* [Required work] Once the data has been read, return all of it precisely as written.

┌────────

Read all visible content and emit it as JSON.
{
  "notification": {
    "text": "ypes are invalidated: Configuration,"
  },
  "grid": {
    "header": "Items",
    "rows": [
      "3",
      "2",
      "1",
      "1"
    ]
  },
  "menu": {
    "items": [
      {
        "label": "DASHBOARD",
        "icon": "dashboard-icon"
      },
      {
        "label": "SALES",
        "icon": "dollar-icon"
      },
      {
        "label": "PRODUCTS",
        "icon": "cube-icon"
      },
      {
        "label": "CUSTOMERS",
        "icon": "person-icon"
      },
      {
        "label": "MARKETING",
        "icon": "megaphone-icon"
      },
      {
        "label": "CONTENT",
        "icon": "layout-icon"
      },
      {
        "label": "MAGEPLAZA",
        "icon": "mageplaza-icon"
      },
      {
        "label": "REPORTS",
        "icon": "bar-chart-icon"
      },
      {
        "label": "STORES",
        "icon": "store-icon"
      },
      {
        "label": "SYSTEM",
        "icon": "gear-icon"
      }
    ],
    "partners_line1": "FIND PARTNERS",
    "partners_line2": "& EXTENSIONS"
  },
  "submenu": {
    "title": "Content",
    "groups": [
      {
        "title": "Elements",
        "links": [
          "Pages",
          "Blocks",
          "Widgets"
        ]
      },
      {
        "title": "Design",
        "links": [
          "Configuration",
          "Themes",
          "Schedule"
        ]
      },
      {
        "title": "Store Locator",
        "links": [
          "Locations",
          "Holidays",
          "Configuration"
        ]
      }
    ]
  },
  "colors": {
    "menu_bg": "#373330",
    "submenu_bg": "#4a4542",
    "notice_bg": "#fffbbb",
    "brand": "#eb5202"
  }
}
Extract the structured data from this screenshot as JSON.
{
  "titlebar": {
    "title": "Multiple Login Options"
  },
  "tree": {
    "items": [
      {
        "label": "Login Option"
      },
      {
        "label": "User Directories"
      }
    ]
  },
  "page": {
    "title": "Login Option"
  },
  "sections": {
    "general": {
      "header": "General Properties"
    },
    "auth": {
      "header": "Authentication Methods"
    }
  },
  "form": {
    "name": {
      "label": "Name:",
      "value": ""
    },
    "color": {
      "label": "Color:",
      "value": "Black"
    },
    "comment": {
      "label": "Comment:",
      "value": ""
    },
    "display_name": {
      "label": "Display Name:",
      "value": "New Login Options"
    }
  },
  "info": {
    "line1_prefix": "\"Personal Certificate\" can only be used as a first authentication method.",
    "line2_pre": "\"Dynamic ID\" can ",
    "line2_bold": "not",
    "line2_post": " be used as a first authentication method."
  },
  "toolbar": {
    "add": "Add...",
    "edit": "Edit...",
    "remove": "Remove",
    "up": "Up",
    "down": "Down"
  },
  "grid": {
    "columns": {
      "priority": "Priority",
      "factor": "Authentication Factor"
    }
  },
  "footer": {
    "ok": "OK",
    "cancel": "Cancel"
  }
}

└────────

* [Written solution]
Read all visible content and emit it as JSON.
{
  "notification": {
    "text": "ypes are invalidated: Configuration,"
  },
  "grid": {
    "header": "Items",
    "rows": [
      "3",
      "2",
      "1",
      "1"
    ]
  },
  "menu": {
    "items": [
      {
        "label": "DASHBOARD",
        "icon": "dashboard-icon"
      },
      {
        "label": "SALES",
        "icon": "dollar-icon"
      },
      {
        "label": "PRODUCTS",
        "icon": "cube-icon"
      },
      {
        "label": "CUSTOMERS",
        "icon": "person-icon"
      },
      {
        "label": "MARKETING",
        "icon": "megaphone-icon"
      },
      {
        "label": "CONTENT",
        "icon": "layout-icon"
      },
      {
        "label": "MAGEPLAZA",
        "icon": "mageplaza-icon"
      },
      {
        "label": "REPORTS",
        "icon": "bar-chart-icon"
      },
      {
        "label": "STORES",
        "icon": "store-icon"
      },
      {
        "label": "SYSTEM",
        "icon": "gear-icon"
      }
    ],
    "partners_line1": "FIND PARTNERS",
    "partners_line2": "& EXTENSIONS"
  },
  "submenu": {
    "title": "Content",
    "groups": [
      {
        "title": "Elements",
        "links": [
          "Pages",
          "Blocks",
          "Widgets"
        ]
      },
      {
        "title": "Design",
        "links": [
          "Configuration",
          "Themes",
          "Schedule"
        ]
      },
      {
        "title": "Store Locator",
        "links": [
          "Locations",
          "Holidays",
          "Configuration"
        ]
      }
    ]
  },
  "colors": {
    "menu_bg": "#373330",
    "submenu_bg": "#4a4542",
    "notice_bg": "#fffbbb",
    "brand": "#eb5202"
  }
}
Extract the structured data from this screenshot as JSON.
{
  "titlebar": {
    "title": "Multiple Login Options"
  },
  "tree": {
    "items": [
      {
        "label": "Login Option"
      },
      {
        "label": "User Directories"
      }
    ]
  },
  "page": {
    "title": "Login Option"
  },
  "sections": {
    "general": {
      "header": "General Properties"
    },
    "auth": {
      "header": "Authentication Methods"
    }
  },
  "form": {
    "name": {
      "label": "Name:",
      "value": ""
    },
    "color": {
      "label": "Color:",
      "value": "Black"
    },
    "comment": {
      "label": "Comment:",
      "value": ""
    },
    "display_name": {
      "label": "Display Name:",
      "value": "New Login Options"
    }
  },
  "info": {
    "line1_prefix": "\"Personal Certificate\" can only be used as a first authentication method.",
    "line2_pre": "\"Dynamic ID\" can ",
    "line2_bold": "not",
    "line2_post": " be used as a first authentication method."
  },
  "toolbar": {
    "add": "Add...",
    "edit": "Edit...",
    "remove": "Remove",
    "up": "Up",
    "down": "Down"
  },
  "grid": {
    "columns": {
      "priority": "Priority",
      "factor": "Authentication Factor"
    }
  },
  "footer": {
    "ok": "OK",
    "cancel": "Cancel"
  }
}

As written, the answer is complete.